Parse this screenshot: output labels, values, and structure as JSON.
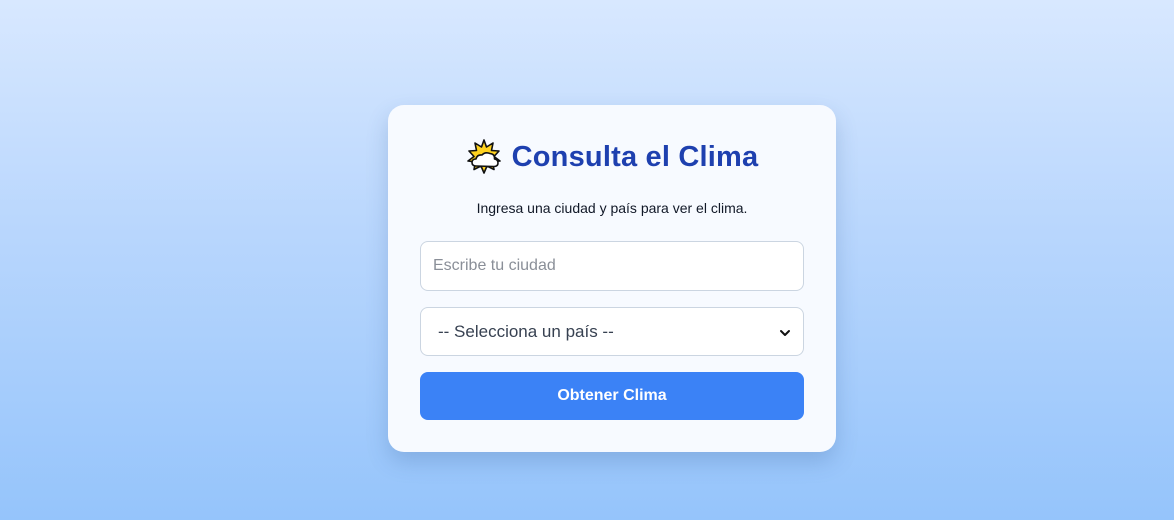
{
  "header": {
    "icon": "sun-behind-cloud-icon",
    "title": "Consulta el Clima",
    "subtitle": "Ingresa una ciudad y país para ver el clima."
  },
  "form": {
    "city_placeholder": "Escribe tu ciudad",
    "city_value": "",
    "country_selected": "-- Selecciona un país --",
    "submit_label": "Obtener Clima"
  },
  "colors": {
    "title": "#1e40af",
    "button": "#3b82f6",
    "background_top": "#d8e8ff",
    "background_bottom": "#95c4fb",
    "card": "#f7faff"
  }
}
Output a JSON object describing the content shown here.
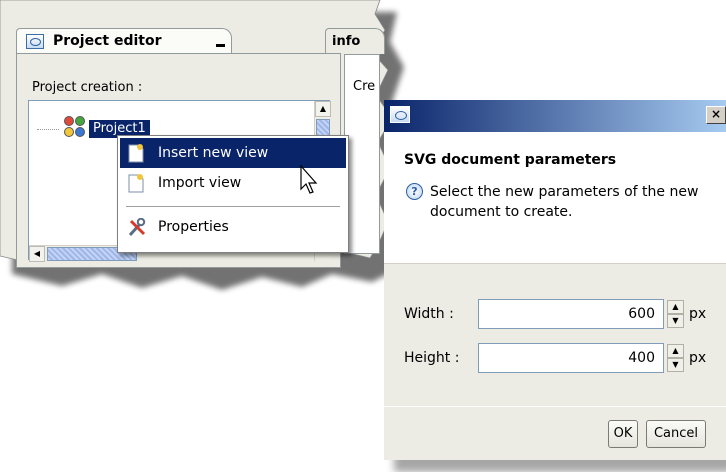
{
  "editor": {
    "tab_title": "Project editor",
    "info_tab_title": "info",
    "info_text": "Cre",
    "section_label": "Project creation :",
    "tree_item_label": "Project1"
  },
  "context_menu": {
    "items": [
      {
        "label": "Insert new view",
        "icon": "new-view-icon",
        "selected": true
      },
      {
        "label": "Import view",
        "icon": "import-view-icon",
        "selected": false
      },
      {
        "label": "Properties",
        "icon": "properties-icon",
        "selected": false
      }
    ]
  },
  "dialog": {
    "heading": "SVG document parameters",
    "description": "Select the new parameters of the new document to create.",
    "close_label": "×",
    "fields": [
      {
        "label": "Width :",
        "value": "600",
        "unit": "px"
      },
      {
        "label": "Height :",
        "value": "400",
        "unit": "px"
      }
    ],
    "ok_label": "OK",
    "cancel_label": "Cancel"
  },
  "colors": {
    "selection": "#0a246a",
    "panel": "#ecebe4",
    "titlebar_start": "#0a246a",
    "titlebar_end": "#a6caf0"
  }
}
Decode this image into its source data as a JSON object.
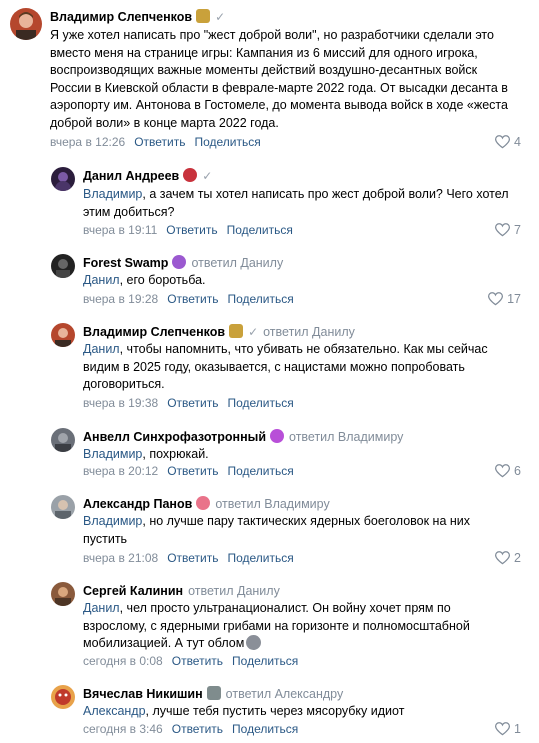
{
  "comments": [
    {
      "author": "Владимир Слепченков",
      "reply_to": "",
      "text_parts": [
        "Я уже хотел написать про \"жест доброй воли\", но разработчики сделали это вместо меня на странице игры: Кампания из 6 миссий для одного игрока, воспроизводящих важные моменты действий воздушно-десантных войск России в Киевской области в феврале-марте 2022 года. От высадки десанта в аэропорту им. Антонова в Гостомеле, до момента вывода войск в ходе «жеста доброй воли» в конце марта 2022 года."
      ],
      "time": "вчера в 12:26",
      "reply_label": "Ответить",
      "share_label": "Поделиться",
      "likes": "4"
    },
    {
      "author": "Данил Андреев",
      "reply_to": "",
      "mention": "Владимир",
      "text": ", а зачем ты хотел написать про жест доброй воли? Чего хотел этим добиться?",
      "time": "вчера в 19:11",
      "reply_label": "Ответить",
      "share_label": "Поделиться",
      "likes": "7"
    },
    {
      "author": "Forest Swamp",
      "reply_to": "ответил Данилу",
      "mention": "Данил",
      "text": ", его боротьба.",
      "time": "вчера в 19:28",
      "reply_label": "Ответить",
      "share_label": "Поделиться",
      "likes": "17"
    },
    {
      "author": "Владимир Слепченков",
      "reply_to": "ответил Данилу",
      "mention": "Данил",
      "text": ", чтобы напомнить, что убивать не обязательно. Как мы сейчас видим в 2025 году, оказывается, с нацистами можно попробовать договориться.",
      "time": "вчера в 19:38",
      "reply_label": "Ответить",
      "share_label": "Поделиться",
      "likes": ""
    },
    {
      "author": "Анвелл Синхрофазотронный",
      "reply_to": "ответил Владимиру",
      "mention": "Владимир",
      "text": ", похрюкай.",
      "time": "вчера в 20:12",
      "reply_label": "Ответить",
      "share_label": "Поделиться",
      "likes": "6"
    },
    {
      "author": "Александр Панов",
      "reply_to": "ответил Владимиру",
      "mention": "Владимир",
      "text": ", но лучше пару тактических ядерных боеголовок на них пустить",
      "time": "вчера в 21:08",
      "reply_label": "Ответить",
      "share_label": "Поделиться",
      "likes": "2"
    },
    {
      "author": "Сергей Калинин",
      "reply_to": "ответил Данилу",
      "mention": "Данил",
      "text": ", чел просто ультранационалист. Он войну хочет прям по взрослому, с ядерными грибами на горизонте и полномосштабной мобилизацией. А тут облом",
      "time": "сегодня в 0:08",
      "reply_label": "Ответить",
      "share_label": "Поделиться",
      "likes": ""
    },
    {
      "author": "Вячеслав Никишин",
      "reply_to": "ответил Александру",
      "mention": "Александр",
      "text": ", лучше тебя пустить через мясорубку идиот",
      "time": "сегодня в 3:46",
      "reply_label": "Ответить",
      "share_label": "Поделиться",
      "likes": "1"
    }
  ],
  "colors": {
    "link": "#2a5885",
    "muted": "#818c99"
  }
}
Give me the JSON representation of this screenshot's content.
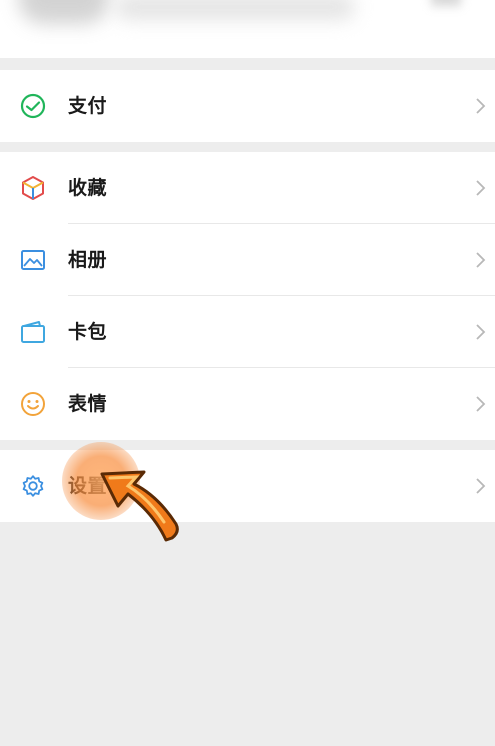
{
  "menu": {
    "pay_label": "支付",
    "favorites_label": "收藏",
    "album_label": "相册",
    "cards_label": "卡包",
    "stickers_label": "表情",
    "settings_label": "设置"
  },
  "icons": {
    "pay": "pay-icon",
    "favorites": "favorites-cube-icon",
    "album": "album-picture-icon",
    "cards": "card-wallet-icon",
    "stickers": "smiley-icon",
    "settings": "gear-icon",
    "chevron": "chevron-right-icon"
  },
  "colors": {
    "pay_green": "#20b55a",
    "album_blue": "#3b8fe0",
    "cards_blue": "#3fa7e0",
    "stickers_orange": "#f2a33a",
    "settings_blue": "#3b8fe0",
    "pointer_orange": "#f07a1a",
    "background": "#ededed"
  }
}
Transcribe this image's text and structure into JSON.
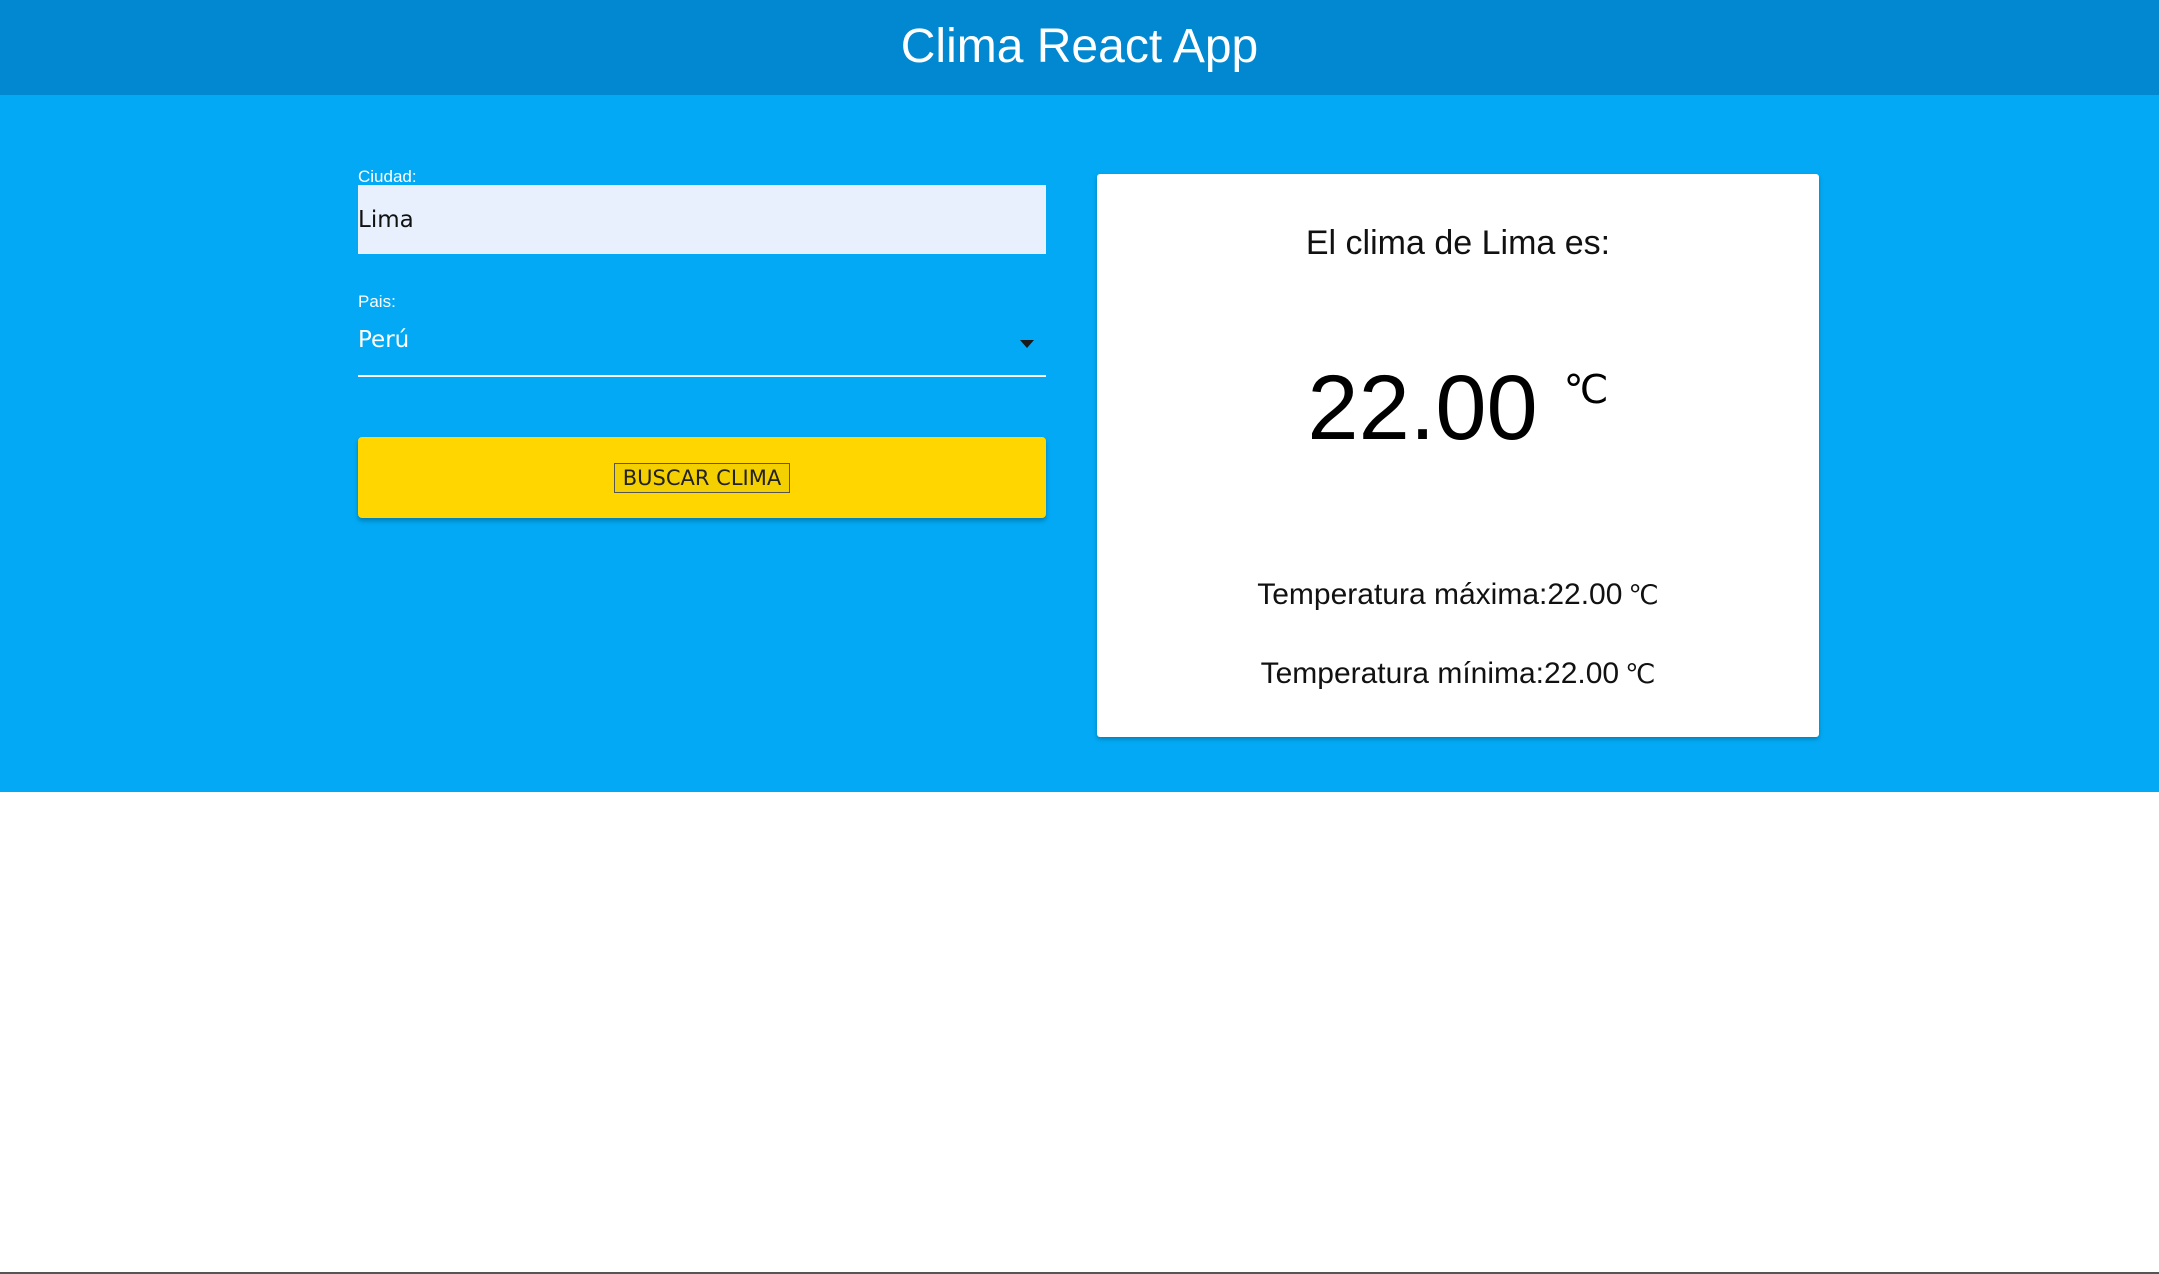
{
  "header": {
    "title": "Clima React App"
  },
  "form": {
    "city_label": "Ciudad:",
    "city_value": "Lima",
    "country_label": "Pais:",
    "country_value": "Perú",
    "submit_label": "BUSCAR CLIMA"
  },
  "weather": {
    "title": "El clima de Lima es:",
    "temperature": "22.00",
    "unit": "℃",
    "max_label": "Temperatura máxima:22.00",
    "min_label": "Temperatura mínima:22.00"
  },
  "colors": {
    "header_bg": "#0288d1",
    "main_bg": "#03a9f4",
    "button_bg": "#ffd600",
    "input_bg": "#e8f0fe"
  },
  "icons": {
    "country_dropdown": "caret-down-icon"
  }
}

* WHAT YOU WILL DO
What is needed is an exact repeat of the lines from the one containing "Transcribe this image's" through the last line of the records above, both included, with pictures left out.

* WRITTEN SOLUTION
Transcribe this image's text and structure into JSON.
{
  "header": {
    "title": "Clima React App"
  },
  "form": {
    "city_label": "Ciudad:",
    "city_value": "Lima",
    "country_label": "Pais:",
    "country_value": "Perú",
    "submit_label": "BUSCAR CLIMA"
  },
  "weather": {
    "title": "El clima de Lima es:",
    "temperature": "22.00",
    "unit": "℃",
    "max_label": "Temperatura máxima:22.00",
    "min_label": "Temperatura mínima:22.00"
  },
  "colors": {
    "header_bg": "#0288d1",
    "main_bg": "#03a9f4",
    "button_bg": "#ffd600",
    "input_bg": "#e8f0fe"
  },
  "icons": {
    "country_dropdown": "caret-down-icon"
  }
}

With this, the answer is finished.